*Your assignment*
Are you able to quote each entry exactly as written?

*Given data*
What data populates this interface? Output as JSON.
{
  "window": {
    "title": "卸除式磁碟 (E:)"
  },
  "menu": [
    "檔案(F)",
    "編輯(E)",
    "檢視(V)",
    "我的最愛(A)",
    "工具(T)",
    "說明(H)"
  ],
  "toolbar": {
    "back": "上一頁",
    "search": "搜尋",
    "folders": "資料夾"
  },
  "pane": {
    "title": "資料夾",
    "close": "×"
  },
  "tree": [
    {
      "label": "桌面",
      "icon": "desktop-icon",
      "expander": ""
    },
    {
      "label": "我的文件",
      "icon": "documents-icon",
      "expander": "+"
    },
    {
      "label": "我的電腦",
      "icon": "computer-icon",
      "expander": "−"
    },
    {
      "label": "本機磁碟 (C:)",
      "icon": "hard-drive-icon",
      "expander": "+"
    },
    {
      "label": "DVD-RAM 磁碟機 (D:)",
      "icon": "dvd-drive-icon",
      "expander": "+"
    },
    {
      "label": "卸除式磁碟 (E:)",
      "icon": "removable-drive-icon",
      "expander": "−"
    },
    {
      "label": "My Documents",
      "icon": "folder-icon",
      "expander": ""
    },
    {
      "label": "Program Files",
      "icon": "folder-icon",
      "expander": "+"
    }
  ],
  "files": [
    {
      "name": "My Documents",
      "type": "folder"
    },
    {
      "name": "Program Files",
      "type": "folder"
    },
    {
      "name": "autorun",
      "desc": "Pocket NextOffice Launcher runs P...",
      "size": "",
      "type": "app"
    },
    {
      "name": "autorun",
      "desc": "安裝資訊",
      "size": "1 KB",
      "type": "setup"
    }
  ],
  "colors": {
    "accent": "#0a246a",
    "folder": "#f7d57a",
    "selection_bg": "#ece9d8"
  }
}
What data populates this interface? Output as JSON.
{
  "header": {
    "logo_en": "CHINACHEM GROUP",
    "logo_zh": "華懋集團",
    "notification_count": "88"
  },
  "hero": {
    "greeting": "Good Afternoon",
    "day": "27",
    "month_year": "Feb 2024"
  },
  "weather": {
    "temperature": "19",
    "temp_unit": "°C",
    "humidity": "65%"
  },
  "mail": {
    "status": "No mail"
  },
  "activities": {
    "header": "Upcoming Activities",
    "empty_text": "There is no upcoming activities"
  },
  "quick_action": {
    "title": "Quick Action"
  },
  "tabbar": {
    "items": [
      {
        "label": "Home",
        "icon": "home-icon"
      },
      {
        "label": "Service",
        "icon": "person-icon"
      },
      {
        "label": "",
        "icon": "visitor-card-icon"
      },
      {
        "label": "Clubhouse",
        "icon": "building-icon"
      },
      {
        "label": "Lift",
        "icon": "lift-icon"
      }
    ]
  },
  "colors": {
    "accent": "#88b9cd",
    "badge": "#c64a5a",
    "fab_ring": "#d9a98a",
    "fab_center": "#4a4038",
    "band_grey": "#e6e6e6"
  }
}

*Exercise output*
What data populates this interface? Output as JSON.
{
  "window": {
    "title": "卸除式磁碟 (E:)"
  },
  "menu": [
    "檔案(F)",
    "編輯(E)",
    "檢視(V)",
    "我的最愛(A)",
    "工具(T)",
    "說明(H)"
  ],
  "toolbar": {
    "back": "上一頁",
    "search": "搜尋",
    "folders": "資料夾"
  },
  "pane": {
    "title": "資料夾",
    "close": "×"
  },
  "tree": [
    {
      "label": "桌面",
      "icon": "desktop-icon",
      "expander": ""
    },
    {
      "label": "我的文件",
      "icon": "documents-icon",
      "expander": "+"
    },
    {
      "label": "我的電腦",
      "icon": "computer-icon",
      "expander": "−"
    },
    {
      "label": "本機磁碟 (C:)",
      "icon": "hard-drive-icon",
      "expander": "+"
    },
    {
      "label": "DVD-RAM 磁碟機 (D:)",
      "icon": "dvd-drive-icon",
      "expander": "+"
    },
    {
      "label": "卸除式磁碟 (E:)",
      "icon": "removable-drive-icon",
      "expander": "−"
    },
    {
      "label": "My Documents",
      "icon": "folder-icon",
      "expander": ""
    },
    {
      "label": "Program Files",
      "icon": "folder-icon",
      "expander": "+"
    }
  ],
  "files": [
    {
      "name": "My Documents",
      "type": "folder"
    },
    {
      "name": "Program Files",
      "type": "folder"
    },
    {
      "name": "autorun",
      "desc": "Pocket NextOffice Launcher runs P...",
      "size": "",
      "type": "app"
    },
    {
      "name": "autorun",
      "desc": "安裝資訊",
      "size": "1 KB",
      "type": "setup"
    }
  ],
  "colors": {
    "accent": "#0a246a",
    "folder": "#f7d57a",
    "selection_bg": "#ece9d8"
  }
}
What data populates this interface? Output as JSON.
{
  "header": {
    "logo_en": "CHINACHEM GROUP",
    "logo_zh": "華懋集團",
    "notification_count": "88"
  },
  "hero": {
    "greeting": "Good Afternoon",
    "day": "27",
    "month_year": "Feb 2024"
  },
  "weather": {
    "temperature": "19",
    "temp_unit": "°C",
    "humidity": "65%"
  },
  "mail": {
    "status": "No mail"
  },
  "activities": {
    "header": "Upcoming Activities",
    "empty_text": "There is no upcoming activities"
  },
  "quick_action": {
    "title": "Quick Action"
  },
  "tabbar": {
    "items": [
      {
        "label": "Home",
        "icon": "home-icon"
      },
      {
        "label": "Service",
        "icon": "person-icon"
      },
      {
        "label": "",
        "icon": "visitor-card-icon"
      },
      {
        "label": "Clubhouse",
        "icon": "building-icon"
      },
      {
        "label": "Lift",
        "icon": "lift-icon"
      }
    ]
  },
  "colors": {
    "accent": "#88b9cd",
    "badge": "#c64a5a",
    "fab_ring": "#d9a98a",
    "fab_center": "#4a4038",
    "band_grey": "#e6e6e6"
  }
}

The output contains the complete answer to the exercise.